A practical qhow toq guide for multiple methods in metabolism, with a critical and objective discussion of strengths, limitations, and appropriate applications of the described methods. Edited by the winner of the Oskar-Minkowski Prize of the EASD in 2006 Clinical trials in populations at risk of or with overt diabetes mellitus are being performed all around the world to test novel drugs and approaches to managing these diseases. During the last decade, new methods and techniques have been introduced a and are being developed further a that facilitate monitoring of metabolism and even diagnosis of certain defects in human metabolism. While some of these methods are restricted to research facilities, others are already used in clinical practice. The correct beneficial use of these methods requires knowledge of the nature of the techniques and their clinical relevance. Clinical Diabetes Research: Methods and Techniques provides summaries of established state-of-the art-techniques and introduces the new technologies, evaluating their potential in clinical diabetes research. One section compares the efficacy of all metabolic tests that measure insulin action. Another section describes methods that allow quantification of whole body and intracellular metabolic fluxes relevant to diabetes research. The final section focuses on the planning and pitfalls of clinical studies in the field of metabolism. Each chapter throughout the book combines the theoretical basis of the approach with practical recommendations. There are further chapters on the design of clinical trials and ethical considerations. The publication is timely in view of the impressive development of the methods and techniques with their application to understanding the pathophysiology of diabetes, insulin resistance syndromes, obesity, and the metabolic effects of treatment.
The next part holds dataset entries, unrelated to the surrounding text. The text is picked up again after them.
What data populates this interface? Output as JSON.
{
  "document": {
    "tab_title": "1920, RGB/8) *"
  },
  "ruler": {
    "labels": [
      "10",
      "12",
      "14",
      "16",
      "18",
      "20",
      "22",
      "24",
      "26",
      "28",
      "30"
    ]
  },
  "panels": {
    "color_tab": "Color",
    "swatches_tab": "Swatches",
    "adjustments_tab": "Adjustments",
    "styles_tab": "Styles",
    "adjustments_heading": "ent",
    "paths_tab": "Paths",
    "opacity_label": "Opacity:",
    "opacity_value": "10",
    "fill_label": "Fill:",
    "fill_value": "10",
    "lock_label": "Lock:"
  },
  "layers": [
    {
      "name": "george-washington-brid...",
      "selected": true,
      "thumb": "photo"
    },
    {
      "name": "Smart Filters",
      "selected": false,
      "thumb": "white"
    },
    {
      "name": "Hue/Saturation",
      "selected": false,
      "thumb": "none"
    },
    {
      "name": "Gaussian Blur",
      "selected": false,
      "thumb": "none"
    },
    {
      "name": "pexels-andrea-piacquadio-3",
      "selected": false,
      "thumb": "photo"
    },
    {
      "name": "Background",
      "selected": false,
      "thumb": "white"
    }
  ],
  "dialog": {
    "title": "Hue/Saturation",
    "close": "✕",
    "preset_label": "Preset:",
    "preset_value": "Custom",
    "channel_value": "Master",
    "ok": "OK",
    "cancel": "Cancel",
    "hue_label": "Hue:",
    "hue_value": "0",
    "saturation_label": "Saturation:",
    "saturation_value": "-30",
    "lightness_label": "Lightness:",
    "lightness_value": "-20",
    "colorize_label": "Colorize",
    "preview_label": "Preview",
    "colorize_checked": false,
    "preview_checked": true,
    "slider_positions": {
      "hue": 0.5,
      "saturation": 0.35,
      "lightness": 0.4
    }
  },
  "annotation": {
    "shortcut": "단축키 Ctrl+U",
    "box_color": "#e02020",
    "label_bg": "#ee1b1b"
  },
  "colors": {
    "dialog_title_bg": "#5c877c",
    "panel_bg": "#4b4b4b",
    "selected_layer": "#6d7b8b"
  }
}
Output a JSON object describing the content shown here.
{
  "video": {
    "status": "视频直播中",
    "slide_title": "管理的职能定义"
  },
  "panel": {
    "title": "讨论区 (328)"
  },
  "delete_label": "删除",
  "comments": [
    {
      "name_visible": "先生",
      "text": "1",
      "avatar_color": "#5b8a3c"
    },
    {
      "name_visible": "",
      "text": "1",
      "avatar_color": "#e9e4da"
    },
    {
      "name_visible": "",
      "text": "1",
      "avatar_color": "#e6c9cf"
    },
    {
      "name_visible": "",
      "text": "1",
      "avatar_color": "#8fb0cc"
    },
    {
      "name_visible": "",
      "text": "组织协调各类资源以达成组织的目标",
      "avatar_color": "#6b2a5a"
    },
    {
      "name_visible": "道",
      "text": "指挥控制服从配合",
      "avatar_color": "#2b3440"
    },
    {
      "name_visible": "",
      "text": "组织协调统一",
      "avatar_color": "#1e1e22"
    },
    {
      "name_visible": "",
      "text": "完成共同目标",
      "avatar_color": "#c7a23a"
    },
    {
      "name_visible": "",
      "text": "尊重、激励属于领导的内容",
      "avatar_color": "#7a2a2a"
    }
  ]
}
Clinical Diabetes Research: Methods and Techniques is of great relevance for researchers (from students and post-docs to principal investigators) in the field of human metabolism, clinical endocrinologists and diabetologists who are involved in clinical studies.A simulation indicated that 3 million sib pairs would be required to detect such a linkage (Deeb et al. 1998). Future directions The rapid improvement in high throughput technology for SNP genotyping and resulting decrease of cost per genotype (in 10 years the ... genes with a strong effect in large pedigrees but for the detection of the genetic variation of complex diseases, association studies are needed.
|Title||:||Clinical Diabetes Research: Methods and Techniques|
|Publisher||:||John Wiley & Sons - 2007-08-20|